:: WORK ORDER ::
Your output should be exactly the lines from the one containing "Parse this screenshot: output" through the final line of the following data, please, with no pictures.

:: RECORDS ::
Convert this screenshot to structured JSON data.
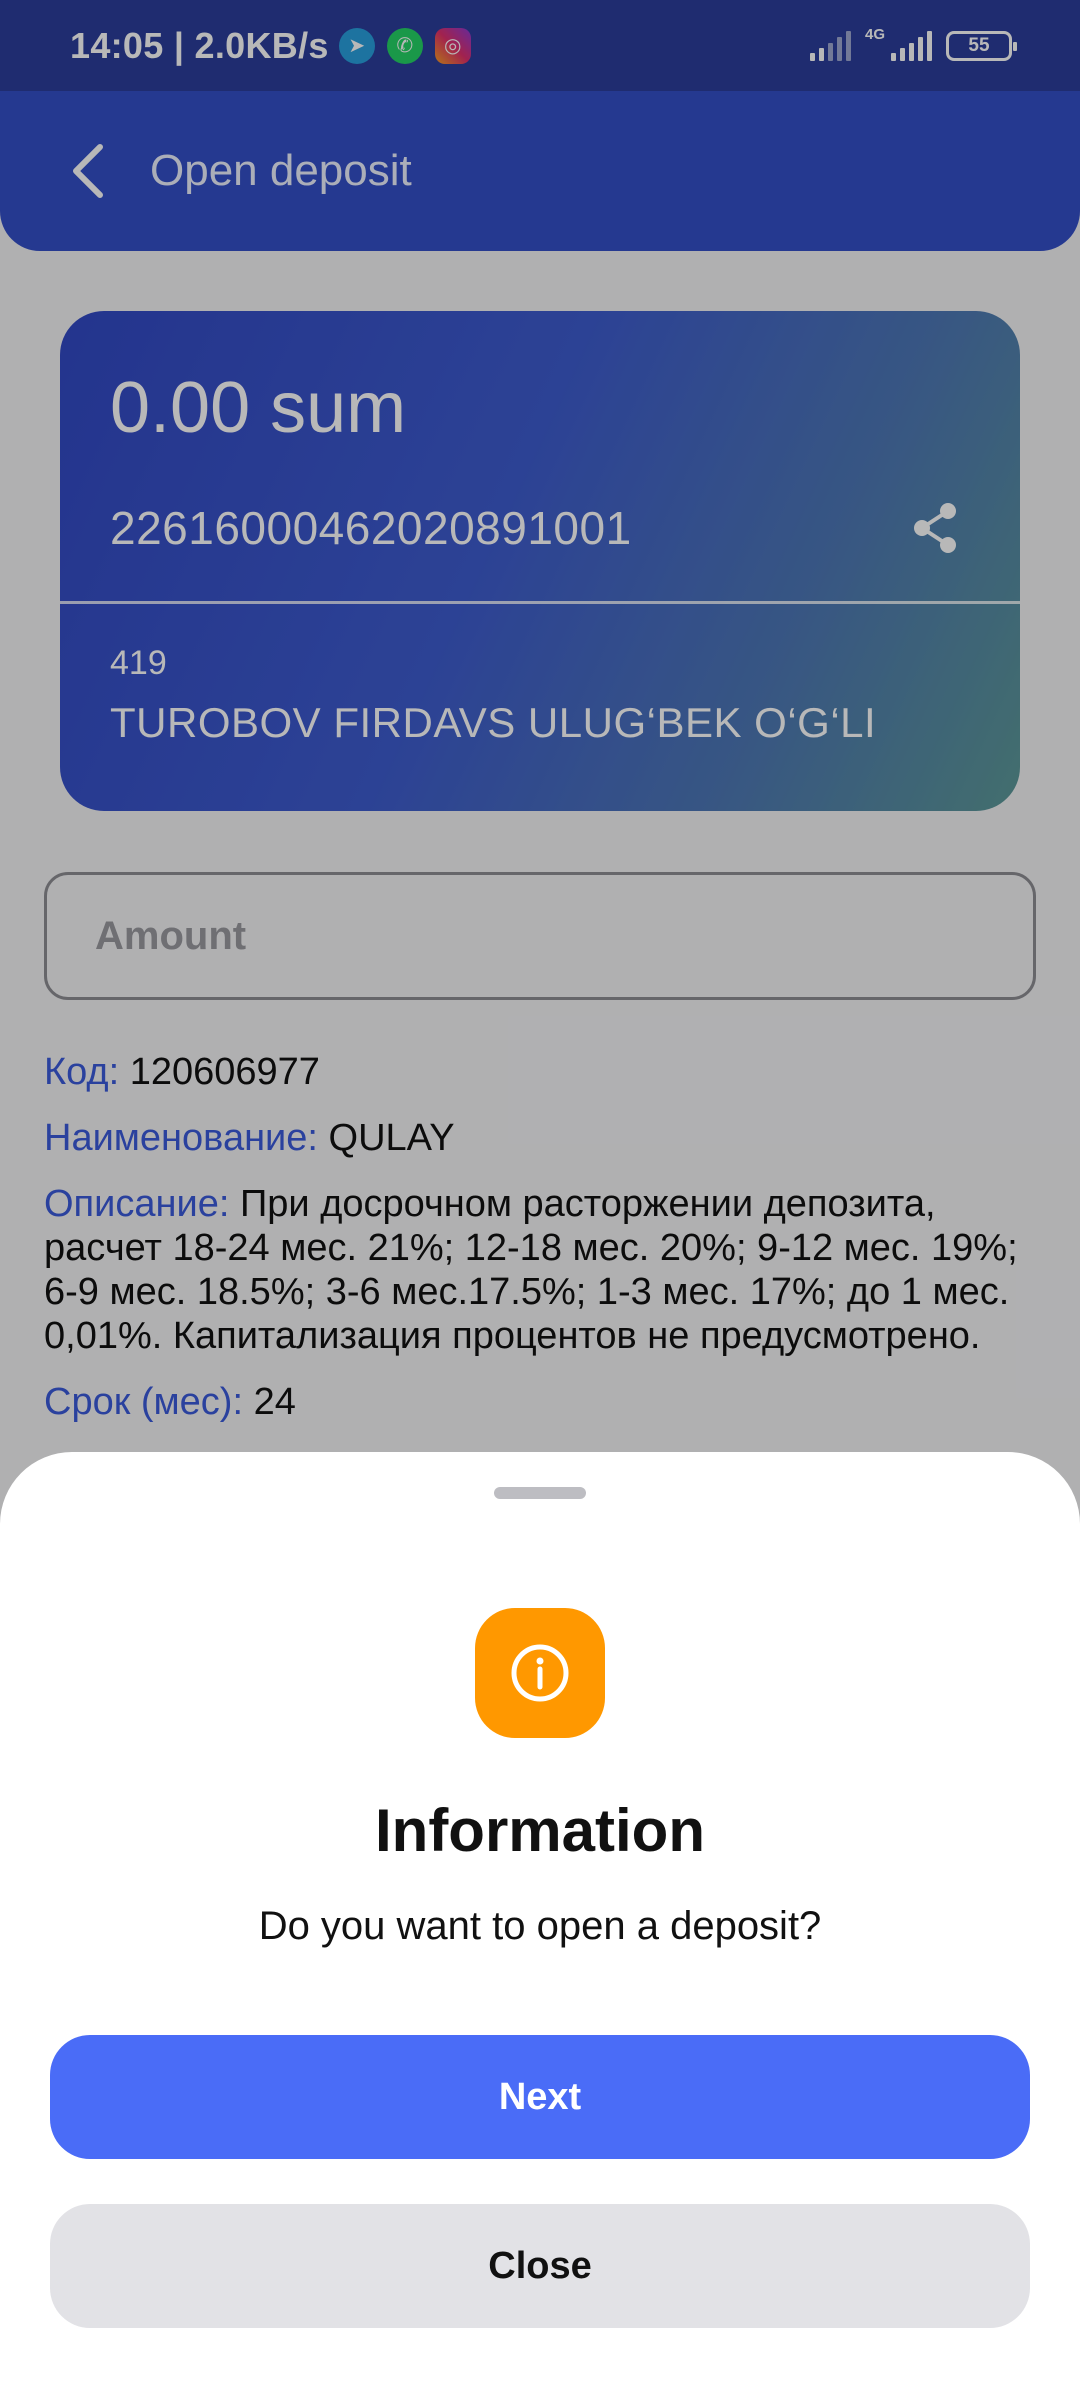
{
  "status_bar": {
    "time": "14:05 | 2.0KB/s",
    "network": "4G",
    "battery": "55"
  },
  "app_bar": {
    "title": "Open deposit"
  },
  "card": {
    "balance": "0.00 sum",
    "account_number": "22616000462020891001",
    "branch": "419",
    "holder": "TUROBOV FIRDAVS ULUG‘BEK O‘G‘LI"
  },
  "amount": {
    "placeholder": "Amount",
    "value": ""
  },
  "details": [
    {
      "key": "Код:",
      "value": "120606977"
    },
    {
      "key": "Наименование:",
      "value": "QULAY"
    },
    {
      "key": "Описание:",
      "value": "При досрочном расторжении депозита, расчет 18-24 мес. 21%; 12-18 мес. 20%; 9-12 мес. 19%; 6-9 мес. 18.5%; 3-6 мес.17.5%; 1-3 мес. 17%; до 1 мес. 0,01%. Капитализация процентов не предусмотрено."
    },
    {
      "key": "Срок (мес):",
      "value": "24"
    }
  ],
  "dialog": {
    "icon": "info-icon",
    "title": "Information",
    "message": "Do you want to open a deposit?",
    "next_label": "Next",
    "close_label": "Close"
  },
  "colors": {
    "app_bar": "#3450c8",
    "accent": "#4a6cf7",
    "info_badge": "#ff9800",
    "detail_key": "#3b5bdb"
  }
}
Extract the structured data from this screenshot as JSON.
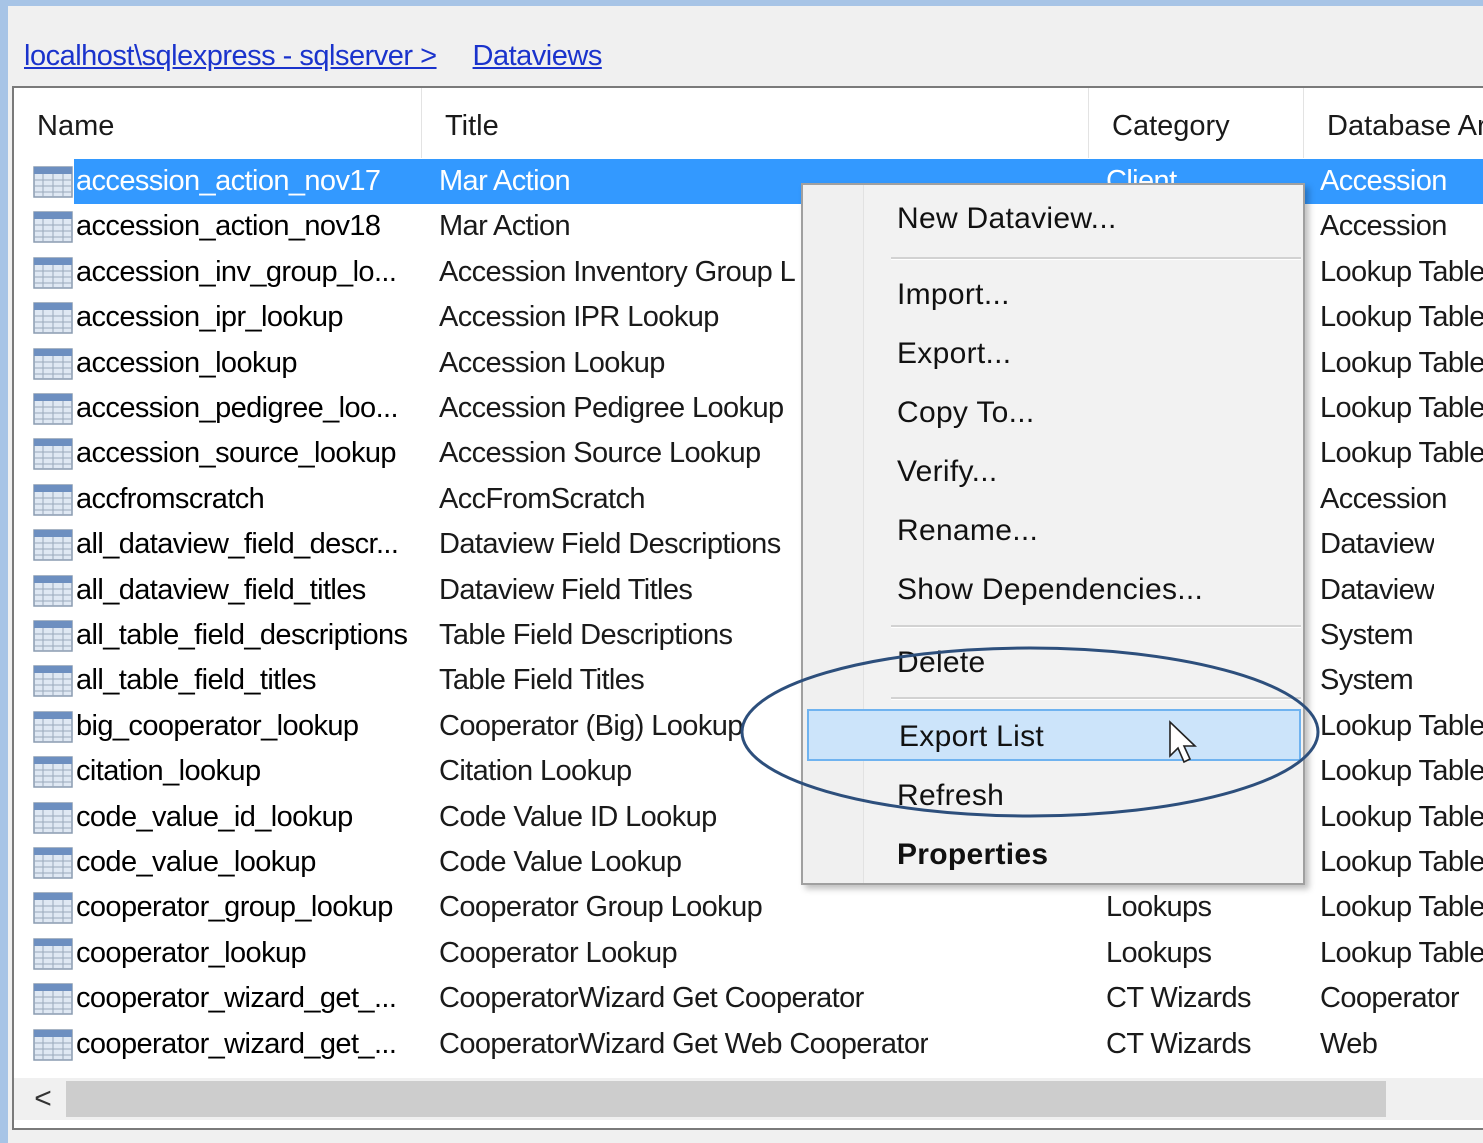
{
  "breadcrumb": {
    "server": "localhost\\sqlexpress - sqlserver >",
    "current": "Dataviews"
  },
  "columns": [
    "Name",
    "Title",
    "Category",
    "Database Are"
  ],
  "rows": [
    {
      "name": "accession_action_nov17",
      "title": "Mar Action",
      "category": "Client",
      "area": "Accession",
      "selected": true
    },
    {
      "name": "accession_action_nov18",
      "title": "Mar Action",
      "category": "",
      "area": "Accession"
    },
    {
      "name": "accession_inv_group_lo...",
      "title": "Accession Inventory Group L",
      "category": "",
      "area": "Lookup Table"
    },
    {
      "name": "accession_ipr_lookup",
      "title": "Accession IPR Lookup",
      "category": "",
      "area": "Lookup Table"
    },
    {
      "name": "accession_lookup",
      "title": "Accession Lookup",
      "category": "",
      "area": "Lookup Table"
    },
    {
      "name": "accession_pedigree_loo...",
      "title": "Accession Pedigree Lookup",
      "category": "",
      "area": "Lookup Table"
    },
    {
      "name": "accession_source_lookup",
      "title": "Accession Source Lookup",
      "category": "",
      "area": "Lookup Table"
    },
    {
      "name": "accfromscratch",
      "title": "AccFromScratch",
      "category": "",
      "area": "Accession"
    },
    {
      "name": "all_dataview_field_descr...",
      "title": "Dataview Field Descriptions",
      "category": "",
      "area": "Dataview"
    },
    {
      "name": "all_dataview_field_titles",
      "title": "Dataview Field Titles",
      "category": "",
      "area": "Dataview"
    },
    {
      "name": "all_table_field_descriptions",
      "title": "Table Field Descriptions",
      "category": "",
      "area": "System"
    },
    {
      "name": "all_table_field_titles",
      "title": "Table Field Titles",
      "category": "",
      "area": "System"
    },
    {
      "name": "big_cooperator_lookup",
      "title": "Cooperator (Big) Lookup",
      "category": "",
      "area": "Lookup Table"
    },
    {
      "name": "citation_lookup",
      "title": "Citation Lookup",
      "category": "",
      "area": "Lookup Table"
    },
    {
      "name": "code_value_id_lookup",
      "title": "Code Value ID Lookup",
      "category": "",
      "area": "Lookup Table"
    },
    {
      "name": "code_value_lookup",
      "title": "Code Value Lookup",
      "category": "",
      "area": "Lookup Table"
    },
    {
      "name": "cooperator_group_lookup",
      "title": "Cooperator Group Lookup",
      "category": "Lookups",
      "area": "Lookup Table"
    },
    {
      "name": "cooperator_lookup",
      "title": "Cooperator Lookup",
      "category": "Lookups",
      "area": "Lookup Table"
    },
    {
      "name": "cooperator_wizard_get_...",
      "title": "CooperatorWizard Get Cooperator",
      "category": "CT Wizards",
      "area": "Cooperator"
    },
    {
      "name": "cooperator_wizard_get_...",
      "title": "CooperatorWizard Get Web Cooperator",
      "category": "CT Wizards",
      "area": "Web"
    }
  ],
  "scrollbar": {
    "left_arrow": "<"
  },
  "context_menu": {
    "items": [
      {
        "label": "New Dataview..."
      },
      {
        "label": "Import..."
      },
      {
        "label": "Export..."
      },
      {
        "label": "Copy To..."
      },
      {
        "label": "Verify..."
      },
      {
        "label": "Rename..."
      },
      {
        "label": "Show Dependencies..."
      },
      {
        "label": "Delete"
      },
      {
        "label": "Export List",
        "highlighted": true
      },
      {
        "label": "Refresh"
      },
      {
        "label": "Properties",
        "bold": true
      }
    ]
  },
  "colors": {
    "selection": "#3399ff",
    "menu_highlight": "#cce4fa",
    "annotation_ellipse": "#2d4f7c",
    "link": "#1a33cc"
  }
}
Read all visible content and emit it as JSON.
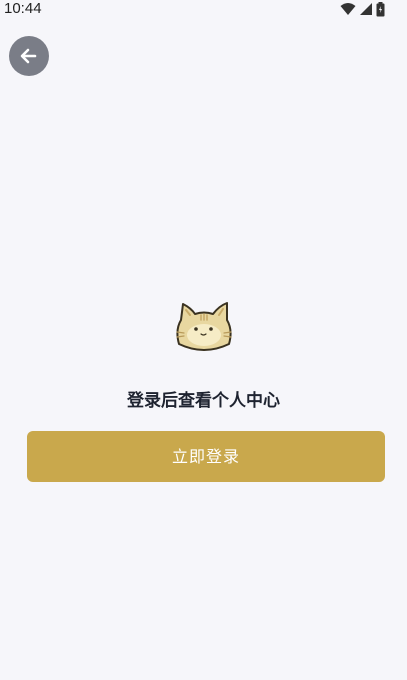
{
  "status_bar": {
    "time": "10:44",
    "icons": [
      "wifi-icon",
      "signal-icon",
      "battery-icon"
    ]
  },
  "header": {
    "back_icon": "arrow-left-icon"
  },
  "profile": {
    "mascot_icon": "cat-mascot-icon",
    "prompt": "登录后查看个人中心",
    "login_button_label": "立即登录"
  },
  "colors": {
    "background": "#f6f6fa",
    "accent": "#c9a84c",
    "back_button": "#7a7d87"
  }
}
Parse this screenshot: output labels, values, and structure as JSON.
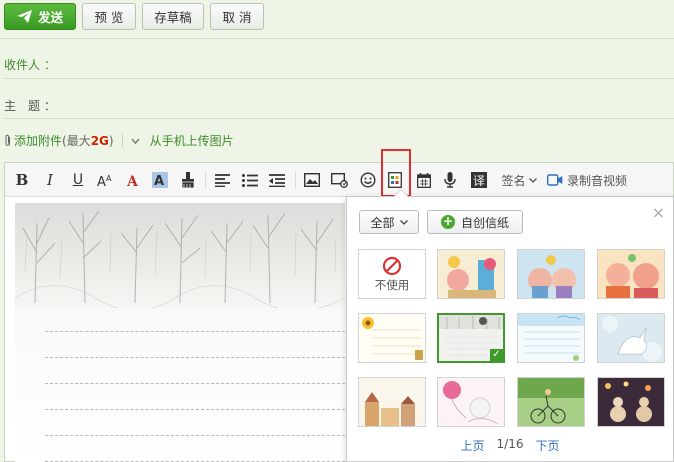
{
  "toolbar": {
    "send_label": "发送",
    "preview_label": "预 览",
    "draft_label": "存草稿",
    "cancel_label": "取 消"
  },
  "compose": {
    "recipient_label": "收件人 ：",
    "subject_label": "主　题 ：",
    "attach_label": "添加附件",
    "attach_limit_prefix": "(最大",
    "attach_limit_value": "2G",
    "attach_limit_suffix": ")",
    "upload_phone_label": "从手机上传图片"
  },
  "editor_toolbar": {
    "signature_label": "签名",
    "record_label": "录制音视频"
  },
  "stationery_popup": {
    "category_select": "全部",
    "custom_button": "自创信纸",
    "no_use_label": "不使用",
    "prev_page": "上页",
    "page_indicator": "1/16",
    "next_page": "下页",
    "close_icon": "close-icon"
  },
  "colors": {
    "accent": "#3e8a2a",
    "send_button": "#4aa82e",
    "highlight_box": "#e03030",
    "link": "#2f6fbf"
  }
}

:: ANSWER FOR THIS EXERCISE ::
Parse this screenshot: output labels, values, and structure as JSON.
{
  "toolbar": {
    "send_label": "发送",
    "preview_label": "预 览",
    "draft_label": "存草稿",
    "cancel_label": "取 消"
  },
  "compose": {
    "recipient_label": "收件人 ：",
    "subject_label": "主　题 ：",
    "attach_label": "添加附件",
    "attach_limit_prefix": "(最大",
    "attach_limit_value": "2G",
    "attach_limit_suffix": ")",
    "upload_phone_label": "从手机上传图片"
  },
  "editor_toolbar": {
    "signature_label": "签名",
    "record_label": "录制音视频"
  },
  "stationery_popup": {
    "category_select": "全部",
    "custom_button": "自创信纸",
    "no_use_label": "不使用",
    "prev_page": "上页",
    "page_indicator": "1/16",
    "next_page": "下页",
    "close_icon": "close-icon"
  },
  "colors": {
    "accent": "#3e8a2a",
    "send_button": "#4aa82e",
    "highlight_box": "#e03030",
    "link": "#2f6fbf"
  }
}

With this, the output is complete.